Iran’s platinum revolution?

Updated
Iran's platinum revolution?
Iran's platinum revolution?
Shirin Aliabadi

I’m not sure this is what Richard Engel had in mind when he advised reading up on Iran for 2012, but my non-Hormuz Iran reading so far has been “Ahmadinejad steps into Iran’s dress-code debate” followed by a bit of a trip down the rabbit hole of Iranian urban fashion.

In a nutshell, hard-line Muslims in Iran want women to dress a certain way (and they have the power to arrest women they deem in violation of the legal standard), but some Iranian women, particularly young, urban women, don’t appreciate being told how to dress and have their own interpretation of the legal standard. So the Iranian government sponsored a sort of fashion show contest to establish an accepted norm for women’s fashion.

So maybe you read that and shake your head, but it sounds about right based on our general sense of what life is like in Iran, right?

But then there’s this:

On any given day, women in the streets of Tehran can be seen wearing combinations of wide-open coats, heavy makeup and towering platinum blond hairdos held in place by large hair clips and minimally covered by brightly colored scarves. Technically, they are not violating the dress code, but they can still be arrested.

And also this:

To many of those attending the government exhibition, the middle road between the chador and some of the Lady Gaga-like creations that some women make of their obligatory coats and scarves seemed to offer a solution to their fashion dilemmas.

What? Towering platinum blond hairdos? Lady Gaga-like creations? How have I never seen a picture of an Iranian woman with a towering platinum blond Lady Gaga-like creation? And so… to the Google!

The closest I find is the “Miss Hybrid” photo exhibit by Iranian artist Shirin Aliabadi. My first thought in seeing the images was that the models were in some kind of costume, specifically for the exhibit, but as I read more, it turns out that’s what some Iranian women look like, on purpose, right down to the fake nose-job tape on the bridge of the nose.

And from the Independent, covering the Miss Hybrid show in Tehran, describing a scene in the airport:
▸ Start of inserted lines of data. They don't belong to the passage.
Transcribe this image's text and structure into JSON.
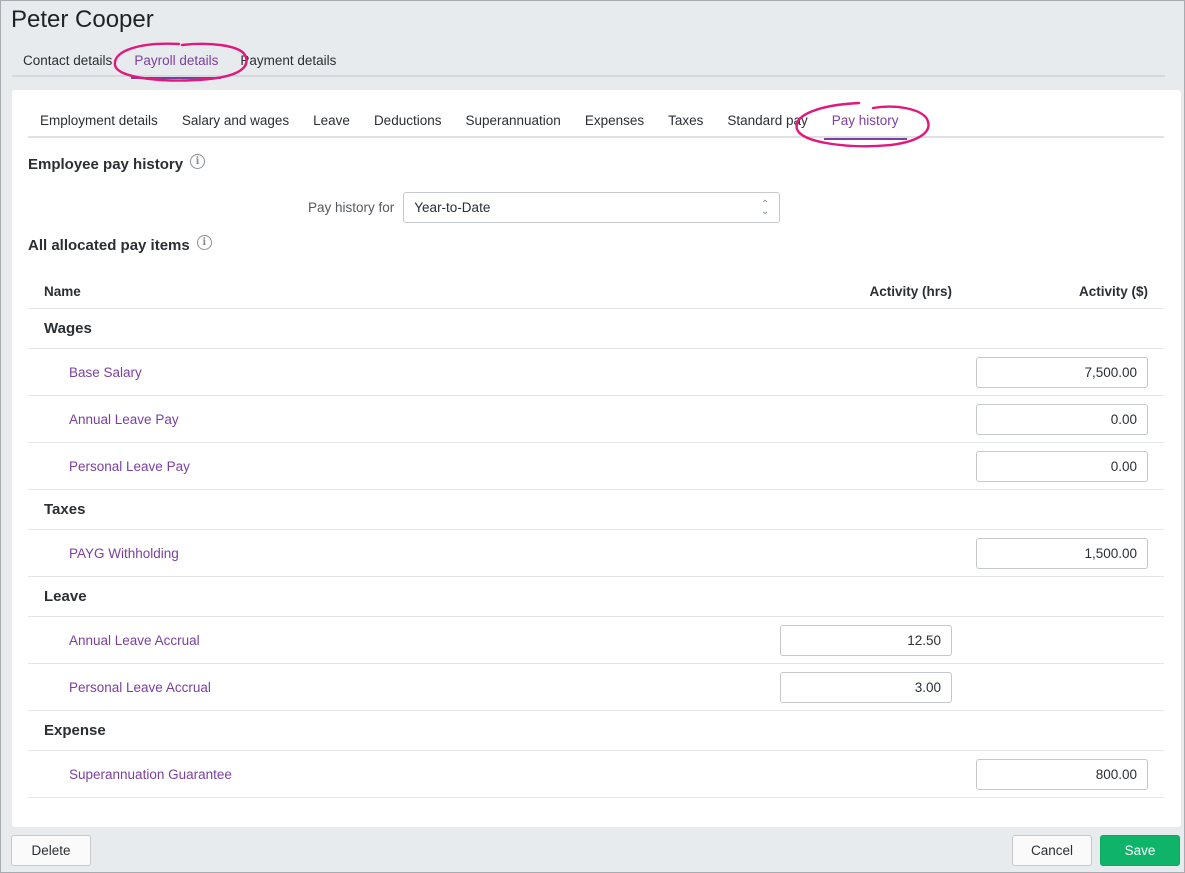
{
  "page": {
    "title": "Peter Cooper"
  },
  "top_tabs": [
    {
      "label": "Contact details",
      "active": false
    },
    {
      "label": "Payroll details",
      "active": true
    },
    {
      "label": "Payment details",
      "active": false
    }
  ],
  "sub_tabs": [
    {
      "label": "Employment details",
      "active": false
    },
    {
      "label": "Salary and wages",
      "active": false
    },
    {
      "label": "Leave",
      "active": false
    },
    {
      "label": "Deductions",
      "active": false
    },
    {
      "label": "Superannuation",
      "active": false
    },
    {
      "label": "Expenses",
      "active": false
    },
    {
      "label": "Taxes",
      "active": false
    },
    {
      "label": "Standard pay",
      "active": false
    },
    {
      "label": "Pay history",
      "active": true
    }
  ],
  "employee_pay_history": {
    "heading": "Employee pay history",
    "info_icon": "info-icon",
    "filter_label": "Pay history for",
    "filter_value": "Year-to-Date"
  },
  "allocated_items": {
    "heading": "All allocated pay items",
    "info_icon": "info-icon",
    "columns": {
      "name": "Name",
      "activity_hrs": "Activity (hrs)",
      "activity_amount": "Activity ($)"
    },
    "groups": [
      {
        "name": "Wages",
        "items": [
          {
            "name": "Base Salary",
            "hours": null,
            "amount": "7,500.00"
          },
          {
            "name": "Annual Leave Pay",
            "hours": null,
            "amount": "0.00"
          },
          {
            "name": "Personal Leave Pay",
            "hours": null,
            "amount": "0.00"
          }
        ]
      },
      {
        "name": "Taxes",
        "items": [
          {
            "name": "PAYG Withholding",
            "hours": null,
            "amount": "1,500.00"
          }
        ]
      },
      {
        "name": "Leave",
        "items": [
          {
            "name": "Annual Leave Accrual",
            "hours": "12.50",
            "amount": null
          },
          {
            "name": "Personal Leave Accrual",
            "hours": "3.00",
            "amount": null
          }
        ]
      },
      {
        "name": "Expense",
        "items": [
          {
            "name": "Superannuation Guarantee",
            "hours": null,
            "amount": "800.00"
          }
        ]
      }
    ]
  },
  "footer": {
    "delete_label": "Delete",
    "cancel_label": "Cancel",
    "save_label": "Save"
  },
  "colors": {
    "accent": "#7b3fa0",
    "save_button": "#0fb36a",
    "annotation": "#e0197d"
  }
}
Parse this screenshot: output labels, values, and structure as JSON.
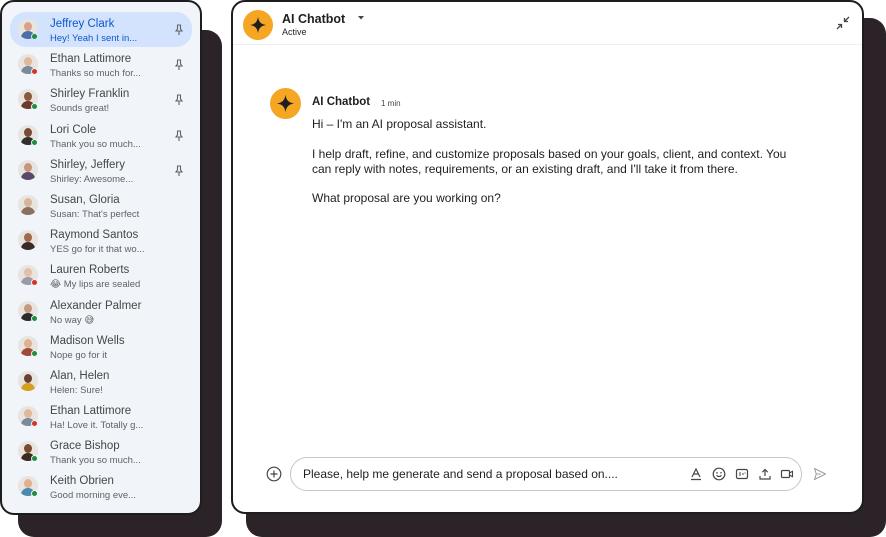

There was so much hair on show that the scarves not only constituted “bad hijab”, in other words, contravene Islamic standards, but they defied gravity. They were there, you had to conclude, not out of any conviction in the ideals of the Islamic revolution, but purely for legal reasons. From under the scarves loomed big hair, dyed (or maybe bleached) blond, but so groomed and sprayed and backcombed and beehived that they could have been wearing wigs.

I looked through some Green Movement photos and spotted some blonde hair here and a piercing there (and even a nose job here) but nothing really meeting these Lady Gaga descriptions.

But I did run into another unexpected trend. See the guy holding the sign in the larger photo in this post?

Apparently that sticky-uppy hair, or something along the lines of Jersey Shore’s Pauly D, is also favored by the young and fashionable in Iran.

Or at least, it was. The protests over the 2009 election are part of what convinced authorities that fashion crackdowns were necessary, including a no decadent-western-spikey men’s haircuts crackdown.

As ever, if you know even the smallest thing about Iranian fashion and pop culture, you know more than I. Your insights in the comments are appreciated.

Iran's platinum revolution?

Updated